GEOG 300 - Humankind and the Biosphere

This course is a discussion of humankind's place in nature and of its responsibility for other organisms, the environment and resources. Environmental issues such as population, climate change, air and water pollution, energy and biodiversity are discussed with global and Canadian applications.

GEOG 310 - Human Geography

Human geography explores how human cultures and societies adapt to and shape natural landscapes and built environments. It considers spatial patterns within areas such as demographics, economics, politics, agriculture, and urban environments, focusing on both Canadian and international contexts. Skills in reading paper and digital maps and aerial photographs are also developed.

GEOG 321 - Community and Place

This course will examine the role of community in human social life in an age of globalization. Topics will include community development, diversity, social exclusion/inclusion, community resilience, and rural and urban communities. The course will also examine different types of communities including: radical Christian communities, cooperatives, intentional communities, and current initiatives in support of developing sustainable communities.

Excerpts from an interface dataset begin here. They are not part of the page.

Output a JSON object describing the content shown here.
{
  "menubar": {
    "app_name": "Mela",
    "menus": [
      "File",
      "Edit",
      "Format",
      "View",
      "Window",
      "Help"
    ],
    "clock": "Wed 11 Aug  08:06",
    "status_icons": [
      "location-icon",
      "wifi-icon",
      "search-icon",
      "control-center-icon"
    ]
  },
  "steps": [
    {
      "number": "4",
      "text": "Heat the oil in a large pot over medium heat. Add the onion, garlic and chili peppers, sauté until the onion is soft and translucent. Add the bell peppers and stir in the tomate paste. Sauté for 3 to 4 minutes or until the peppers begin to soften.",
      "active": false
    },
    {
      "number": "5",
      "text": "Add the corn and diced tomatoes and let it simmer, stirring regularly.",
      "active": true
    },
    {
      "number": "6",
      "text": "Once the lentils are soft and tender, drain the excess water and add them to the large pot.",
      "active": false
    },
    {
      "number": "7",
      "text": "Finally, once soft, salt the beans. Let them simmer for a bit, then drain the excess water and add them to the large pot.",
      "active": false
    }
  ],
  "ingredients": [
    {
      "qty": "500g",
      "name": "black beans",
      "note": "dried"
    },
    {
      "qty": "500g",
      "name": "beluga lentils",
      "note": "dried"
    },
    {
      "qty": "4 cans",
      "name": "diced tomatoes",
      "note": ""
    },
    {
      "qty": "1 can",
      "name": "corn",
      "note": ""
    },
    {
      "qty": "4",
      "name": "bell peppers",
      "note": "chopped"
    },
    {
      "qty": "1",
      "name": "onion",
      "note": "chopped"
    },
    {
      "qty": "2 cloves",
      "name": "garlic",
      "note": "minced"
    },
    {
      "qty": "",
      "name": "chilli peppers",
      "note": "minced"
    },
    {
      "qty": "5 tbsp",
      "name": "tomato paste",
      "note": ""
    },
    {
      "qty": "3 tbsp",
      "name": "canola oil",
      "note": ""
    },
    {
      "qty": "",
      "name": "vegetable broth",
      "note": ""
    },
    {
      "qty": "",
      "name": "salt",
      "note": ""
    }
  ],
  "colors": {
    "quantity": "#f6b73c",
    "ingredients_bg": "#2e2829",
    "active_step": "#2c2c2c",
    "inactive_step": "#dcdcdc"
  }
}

GEOG 350 - Geographic Information Systems

An introduction to the principles and applications of GIS. Hands-on lab assignments focus on data input and manipulation, spatial problem solving, and map presentation using GIS software on micro-computers. Students complete a GIS-based project.

GEOG 399 - Special Topics In Geography

A course on a topic or figure of special interest to a member of the geography faculty and offered on a non-recurring basis.

GEOG 450 - Advanced Geographic Information Systems

This course provides an advanced investigation into the principles and applications of geographic information systems. Hands-on lab assignments focus on geo-databases, metadata, data input, relational databases, advanced map design, and advanced techniques using GIS software. Students mentor introductory students, complete a paper and complete an advanced project.

GEOG 499 - Directed Studies in Geography

An opportunity to do in-depth geographical study on a topic of particular interest to the student. Students work closely with a member of the geography faculty. A student must apply in advance to the faculty member.